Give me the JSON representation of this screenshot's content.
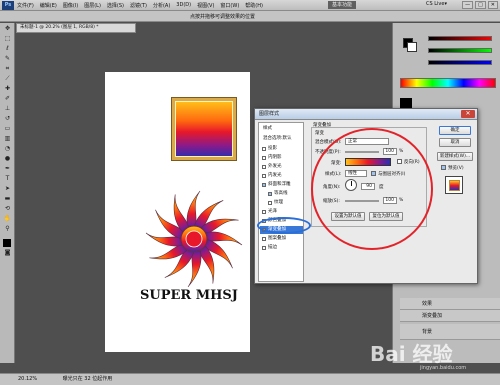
{
  "menubar": {
    "app_logo": "Ps",
    "items": [
      "文件(F)",
      "编辑(E)",
      "图像(I)",
      "图层(L)",
      "选择(S)",
      "滤镜(T)",
      "分析(A)",
      "3D(D)",
      "视图(V)",
      "窗口(W)",
      "帮助(H)"
    ],
    "workspace": "基本功能",
    "cs_live": "CS Live▾",
    "window_buttons": [
      "—",
      "□",
      "✕"
    ]
  },
  "optbar": {
    "title": "点按并拖移可调整效果的位置"
  },
  "document": {
    "tab": "未标题-1 @ 20.2% (图层 1, RGB/8) *",
    "zoom": "20.12%",
    "status": "曝光只在 32 位起作用"
  },
  "artwork": {
    "logo_text": "SUPER MHSJ"
  },
  "dialog": {
    "title": "图层样式",
    "style_list": {
      "header": "样式",
      "items": [
        {
          "label": "混合选项:默认",
          "checked": false,
          "has_checkbox": false
        },
        {
          "label": "投影",
          "checked": false,
          "has_checkbox": true
        },
        {
          "label": "内阴影",
          "checked": false,
          "has_checkbox": true
        },
        {
          "label": "外发光",
          "checked": false,
          "has_checkbox": true
        },
        {
          "label": "内发光",
          "checked": false,
          "has_checkbox": true
        },
        {
          "label": "斜面和浮雕",
          "checked": true,
          "has_checkbox": true
        },
        {
          "label": "等高线",
          "checked": true,
          "has_checkbox": true
        },
        {
          "label": "纹理",
          "checked": false,
          "has_checkbox": true
        },
        {
          "label": "光泽",
          "checked": false,
          "has_checkbox": true
        },
        {
          "label": "颜色叠加",
          "checked": false,
          "has_checkbox": true
        },
        {
          "label": "渐变叠加",
          "checked": true,
          "has_checkbox": true,
          "selected": true
        },
        {
          "label": "图案叠加",
          "checked": false,
          "has_checkbox": true
        },
        {
          "label": "描边",
          "checked": false,
          "has_checkbox": true
        }
      ]
    },
    "gradient_overlay": {
      "group_title": "渐变叠加",
      "sub_title": "渐变",
      "blend_mode_label": "混合模式(O):",
      "blend_mode_value": "正常",
      "opacity_label": "不透明度(P):",
      "opacity_value": "100",
      "percent": "%",
      "gradient_label": "渐变:",
      "reverse_label": "反向(R)",
      "style_label": "样式(L):",
      "style_value": "线性",
      "align_label": "与图层对齐(I)",
      "angle_label": "角度(N):",
      "angle_value": "90",
      "angle_unit": "度",
      "scale_label": "缩放(S):",
      "scale_value": "100",
      "btn_default": "设置为默认值",
      "btn_reset": "复位为默认值"
    },
    "right": {
      "ok": "确定",
      "cancel": "取消",
      "new_style": "新建样式(W)...",
      "preview": "预览(V)"
    }
  },
  "panels": {
    "layer_names": [
      "效果",
      "渐变叠加",
      "背景"
    ]
  },
  "watermark": {
    "text": "Bai 经验",
    "sub": "jingyan.baidu.com"
  },
  "colors": {
    "gradient_stops": [
      "#ffc21a",
      "#ff6a10",
      "#e8182a",
      "#8a1a8a",
      "#2b2fb0"
    ],
    "annotation_red": "#e2242a",
    "annotation_blue": "#2a6fd8",
    "selection_blue": "#3a78d8"
  }
}
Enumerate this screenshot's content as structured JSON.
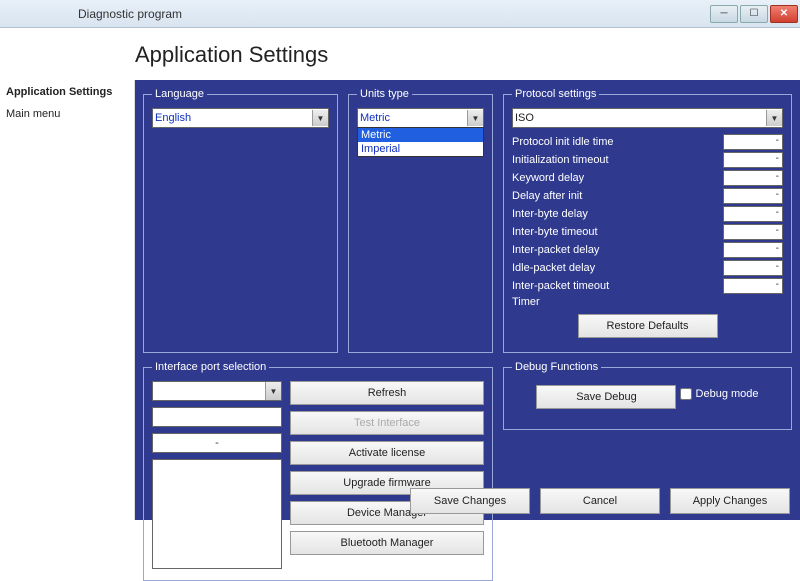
{
  "window": {
    "title": "Diagnostic program"
  },
  "heading": "Application Settings",
  "sidebar": {
    "items": [
      {
        "label": "Application Settings",
        "active": true
      },
      {
        "label": "Main menu",
        "active": false
      }
    ]
  },
  "language": {
    "legend": "Language",
    "value": "English"
  },
  "units": {
    "legend": "Units type",
    "value": "Metric",
    "options": [
      "Metric",
      "Imperial"
    ],
    "selected_index": 0
  },
  "protocol": {
    "legend": "Protocol settings",
    "value": "ISO",
    "rows": [
      {
        "label": "Protocol init idle time",
        "value": "-"
      },
      {
        "label": "Initialization timeout",
        "value": "-"
      },
      {
        "label": "Keyword delay",
        "value": "-"
      },
      {
        "label": "Delay after init",
        "value": "-"
      },
      {
        "label": "Inter-byte delay",
        "value": "-"
      },
      {
        "label": "Inter-byte timeout",
        "value": "-"
      },
      {
        "label": "Inter-packet delay",
        "value": "-"
      },
      {
        "label": "Idle-packet delay",
        "value": "-"
      },
      {
        "label": "Inter-packet timeout",
        "value": "-"
      },
      {
        "label": "Timer",
        "value": ""
      }
    ],
    "restore": "Restore Defaults"
  },
  "iface": {
    "legend": "Interface port selection",
    "port": "",
    "field2": "",
    "field3": "-",
    "buttons": {
      "refresh": "Refresh",
      "test": "Test Interface",
      "activate": "Activate license",
      "upgrade": "Upgrade firmware",
      "devmgr": "Device Manager",
      "btmgr": "Bluetooth Manager"
    }
  },
  "debug": {
    "legend": "Debug Functions",
    "save": "Save Debug",
    "mode_label": "Debug mode",
    "mode_checked": false
  },
  "bottom": {
    "save": "Save Changes",
    "cancel": "Cancel",
    "apply": "Apply Changes"
  }
}
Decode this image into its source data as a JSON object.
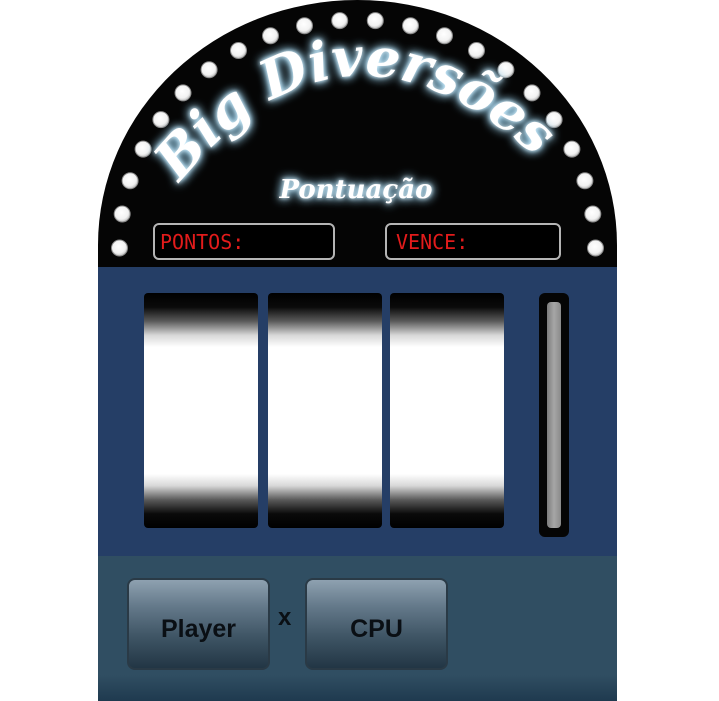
{
  "title": "Big Diversões",
  "subtitle": "Pontuação",
  "score_panel": {
    "points_label": "PONTOS:",
    "wins_label": "VENCE:"
  },
  "reels": [
    {
      "symbol": ""
    },
    {
      "symbol": ""
    },
    {
      "symbol": ""
    }
  ],
  "controls": {
    "player_label": "Player",
    "versus_label": "x",
    "cpu_label": "CPU"
  },
  "colors": {
    "arch": "#050505",
    "reel_panel": "#253e66",
    "control_panel": "#304e62",
    "neon_glow": "#9fd8f5",
    "led_text": "#e21b1b",
    "marquee_bulb": "#ffffff"
  },
  "icons": {
    "marquee": "light-bulb-icon",
    "lever": "lever-icon"
  }
}
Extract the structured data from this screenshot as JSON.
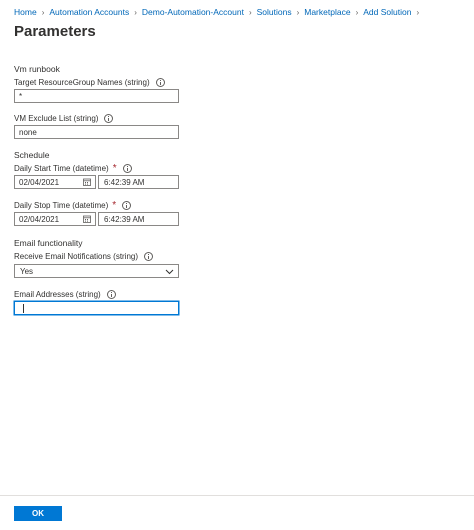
{
  "breadcrumb": [
    {
      "label": "Home"
    },
    {
      "label": "Automation Accounts"
    },
    {
      "label": "Demo-Automation-Account"
    },
    {
      "label": "Solutions"
    },
    {
      "label": "Marketplace"
    },
    {
      "label": "Add Solution"
    }
  ],
  "page_title": "Parameters",
  "vm_runbook": {
    "heading": "Vm runbook",
    "resource_group_label": "Target ResourceGroup Names (string)",
    "resource_group_value": "*",
    "exclude_list_label": "VM Exclude List (string)",
    "exclude_list_value": "none"
  },
  "schedule": {
    "heading": "Schedule",
    "start_label": "Daily Start Time (datetime)",
    "start_date": "02/04/2021",
    "start_time": "6:42:39 AM",
    "stop_label": "Daily Stop Time (datetime)",
    "stop_date": "02/04/2021",
    "stop_time": "6:42:39 AM",
    "required_marker": "*"
  },
  "email": {
    "heading": "Email functionality",
    "notifications_label": "Receive Email Notifications (string)",
    "notifications_value": "Yes",
    "addresses_label": "Email Addresses (string)",
    "addresses_value": ""
  },
  "footer": {
    "ok_label": "OK"
  },
  "colors": {
    "accent": "#0078d4",
    "link": "#0067b8",
    "required": "#a4262c"
  },
  "icons": {
    "info": "info-icon",
    "calendar": "calendar-icon",
    "chevron": "chevron-down-icon",
    "separator": "chevron-right-icon"
  }
}
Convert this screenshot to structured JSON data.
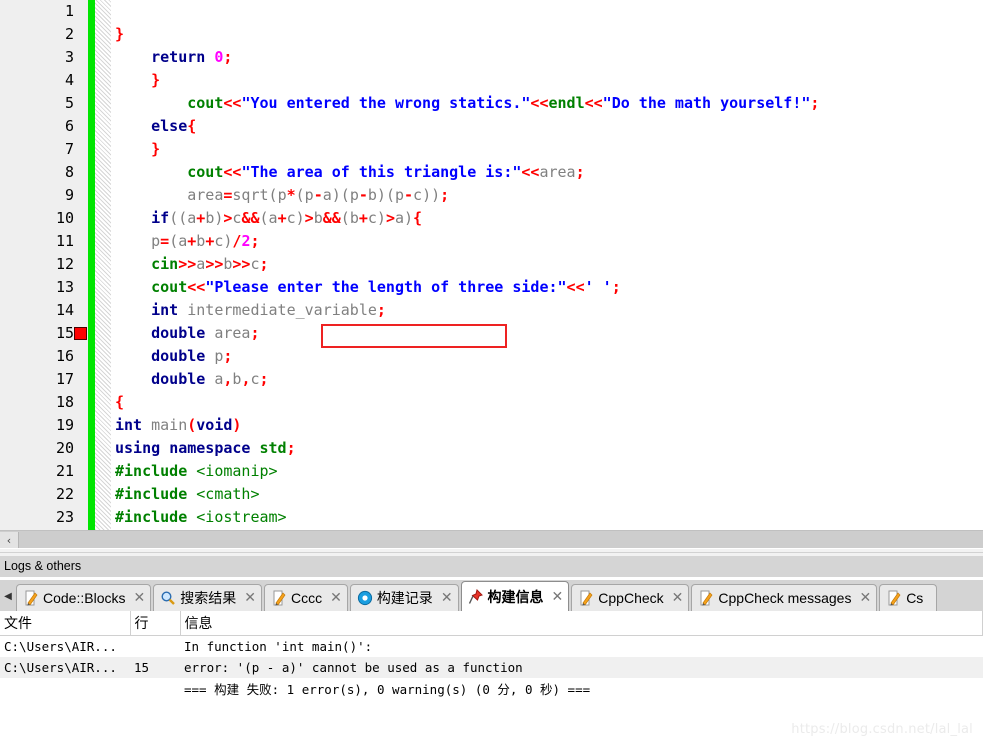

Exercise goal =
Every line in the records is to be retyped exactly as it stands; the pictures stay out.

Your solution =
Give me the JSON representation of this screenshot's content.
{
  "menubar": {
    "app_logo": "Ps",
    "items": [
      "文件(F)",
      "编辑(E)",
      "图像(I)",
      "图层(L)",
      "选择(S)",
      "滤镜(T)",
      "分析(A)",
      "3D(D)",
      "视图(V)",
      "窗口(W)",
      "帮助(H)"
    ],
    "workspace": "基本功能",
    "cs_live": "CS Live▾",
    "window_buttons": [
      "—",
      "□",
      "✕"
    ]
  },
  "optbar": {
    "title": "点按并拖移可调整效果的位置"
  },
  "document": {
    "tab": "未标题-1 @ 20.2% (图层 1, RGB/8) *",
    "zoom": "20.12%",
    "status": "曝光只在 32 位起作用"
  },
  "artwork": {
    "logo_text": "SUPER MHSJ"
  },
  "dialog": {
    "title": "图层样式",
    "style_list": {
      "header": "样式",
      "items": [
        {
          "label": "混合选项:默认",
          "checked": false,
          "has_checkbox": false
        },
        {
          "label": "投影",
          "checked": false,
          "has_checkbox": true
        },
        {
          "label": "内阴影",
          "checked": false,
          "has_checkbox": true
        },
        {
          "label": "外发光",
          "checked": false,
          "has_checkbox": true
        },
        {
          "label": "内发光",
          "checked": false,
          "has_checkbox": true
        },
        {
          "label": "斜面和浮雕",
          "checked": true,
          "has_checkbox": true
        },
        {
          "label": "等高线",
          "checked": true,
          "has_checkbox": true
        },
        {
          "label": "纹理",
          "checked": false,
          "has_checkbox": true
        },
        {
          "label": "光泽",
          "checked": false,
          "has_checkbox": true
        },
        {
          "label": "颜色叠加",
          "checked": false,
          "has_checkbox": true
        },
        {
          "label": "渐变叠加",
          "checked": true,
          "has_checkbox": true,
          "selected": true
        },
        {
          "label": "图案叠加",
          "checked": false,
          "has_checkbox": true
        },
        {
          "label": "描边",
          "checked": false,
          "has_checkbox": true
        }
      ]
    },
    "gradient_overlay": {
      "group_title": "渐变叠加",
      "sub_title": "渐变",
      "blend_mode_label": "混合模式(O):",
      "blend_mode_value": "正常",
      "opacity_label": "不透明度(P):",
      "opacity_value": "100",
      "percent": "%",
      "gradient_label": "渐变:",
      "reverse_label": "反向(R)",
      "style_label": "样式(L):",
      "style_value": "线性",
      "align_label": "与图层对齐(I)",
      "angle_label": "角度(N):",
      "angle_value": "90",
      "angle_unit": "度",
      "scale_label": "缩放(S):",
      "scale_value": "100",
      "btn_default": "设置为默认值",
      "btn_reset": "复位为默认值"
    },
    "right": {
      "ok": "确定",
      "cancel": "取消",
      "new_style": "新建样式(W)...",
      "preview": "预览(V)"
    }
  },
  "panels": {
    "layer_names": [
      "效果",
      "渐变叠加",
      "背景"
    ]
  },
  "watermark": {
    "text": "Bai 经验",
    "sub": "jingyan.baidu.com"
  },
  "colors": {
    "gradient_stops": [
      "#ffc21a",
      "#ff6a10",
      "#e8182a",
      "#8a1a8a",
      "#2b2fb0"
    ],
    "annotation_red": "#e2242a",
    "annotation_blue": "#2a6fd8",
    "selection_blue": "#3a78d8"
  }
}
Enumerate this screenshot's content as structured JSON.
{
  "window": {
    "title": "Diagnostic program"
  },
  "heading": "Application Settings",
  "sidebar": {
    "items": [
      {
        "label": "Application Settings",
        "active": true
      },
      {
        "label": "Main menu",
        "active": false
      }
    ]
  },
  "language": {
    "legend": "Language",
    "value": "English"
  },
  "units": {
    "legend": "Units type",
    "value": "Metric",
    "options": [
      "Metric",
      "Imperial"
    ],
    "selected_index": 0
  },
  "protocol": {
    "legend": "Protocol settings",
    "value": "ISO",
    "rows": [
      {
        "label": "Protocol init idle time",
        "value": "-"
      },
      {
        "label": "Initialization timeout",
        "value": "-"
      },
      {
        "label": "Keyword delay",
        "value": "-"
      },
      {
        "label": "Delay after init",
        "value": "-"
      },
      {
        "label": "Inter-byte delay",
        "value": "-"
      },
      {
        "label": "Inter-byte timeout",
        "value": "-"
      },
      {
        "label": "Inter-packet delay",
        "value": "-"
      },
      {
        "label": "Idle-packet delay",
        "value": "-"
      },
      {
        "label": "Inter-packet timeout",
        "value": "-"
      },
      {
        "label": "Timer",
        "value": ""
      }
    ],
    "restore": "Restore Defaults"
  },
  "iface": {
    "legend": "Interface port selection",
    "port": "",
    "field2": "",
    "field3": "-",
    "buttons": {
      "refresh": "Refresh",
      "test": "Test Interface",
      "activate": "Activate license",
      "upgrade": "Upgrade firmware",
      "devmgr": "Device Manager",
      "btmgr": "Bluetooth Manager"
    }
  },
  "debug": {
    "legend": "Debug Functions",
    "save": "Save Debug",
    "mode_label": "Debug mode",
    "mode_checked": false
  },
  "bottom": {
    "save": "Save Changes",
    "cancel": "Cancel",
    "apply": "Apply Changes"
  }
}
Decode this image into its source data as a JSON object.
{
  "title": "Big Diversões",
  "subtitle": "Pontuação",
  "score_panel": {
    "points_label": "PONTOS:",
    "wins_label": "VENCE:"
  },
  "reels": [
    {
      "symbol": ""
    },
    {
      "symbol": ""
    },
    {
      "symbol": ""
    }
  ],
  "controls": {
    "player_label": "Player",
    "versus_label": "x",
    "cpu_label": "CPU"
  },
  "colors": {
    "arch": "#050505",
    "reel_panel": "#253e66",
    "control_panel": "#304e62",
    "neon_glow": "#9fd8f5",
    "led_text": "#e21b1b",
    "marquee_bulb": "#ffffff"
  },
  "icons": {
    "marquee": "light-bulb-icon",
    "lever": "lever-icon"
  }
}
Extract the structured data from this screenshot as JSON.
{
  "breadcrumb": [
    {
      "label": "Home"
    },
    {
      "label": "Automation Accounts"
    },
    {
      "label": "Demo-Automation-Account"
    },
    {
      "label": "Solutions"
    },
    {
      "label": "Marketplace"
    },
    {
      "label": "Add Solution"
    }
  ],
  "page_title": "Parameters",
  "vm_runbook": {
    "heading": "Vm runbook",
    "resource_group_label": "Target ResourceGroup Names (string)",
    "resource_group_value": "*",
    "exclude_list_label": "VM Exclude List (string)",
    "exclude_list_value": "none"
  },
  "schedule": {
    "heading": "Schedule",
    "start_label": "Daily Start Time (datetime)",
    "start_date": "02/04/2021",
    "start_time": "6:42:39 AM",
    "stop_label": "Daily Stop Time (datetime)",
    "stop_date": "02/04/2021",
    "stop_time": "6:42:39 AM",
    "required_marker": "*"
  },
  "email": {
    "heading": "Email functionality",
    "notifications_label": "Receive Email Notifications (string)",
    "notifications_value": "Yes",
    "addresses_label": "Email Addresses (string)",
    "addresses_value": ""
  },
  "footer": {
    "ok_label": "OK"
  },
  "colors": {
    "accent": "#0078d4",
    "link": "#0067b8",
    "required": "#a4262c"
  },
  "icons": {
    "info": "info-icon",
    "calendar": "calendar-icon",
    "chevron": "chevron-down-icon",
    "separator": "chevron-right-icon"
  }
}
Convert this screenshot to structured JSON data.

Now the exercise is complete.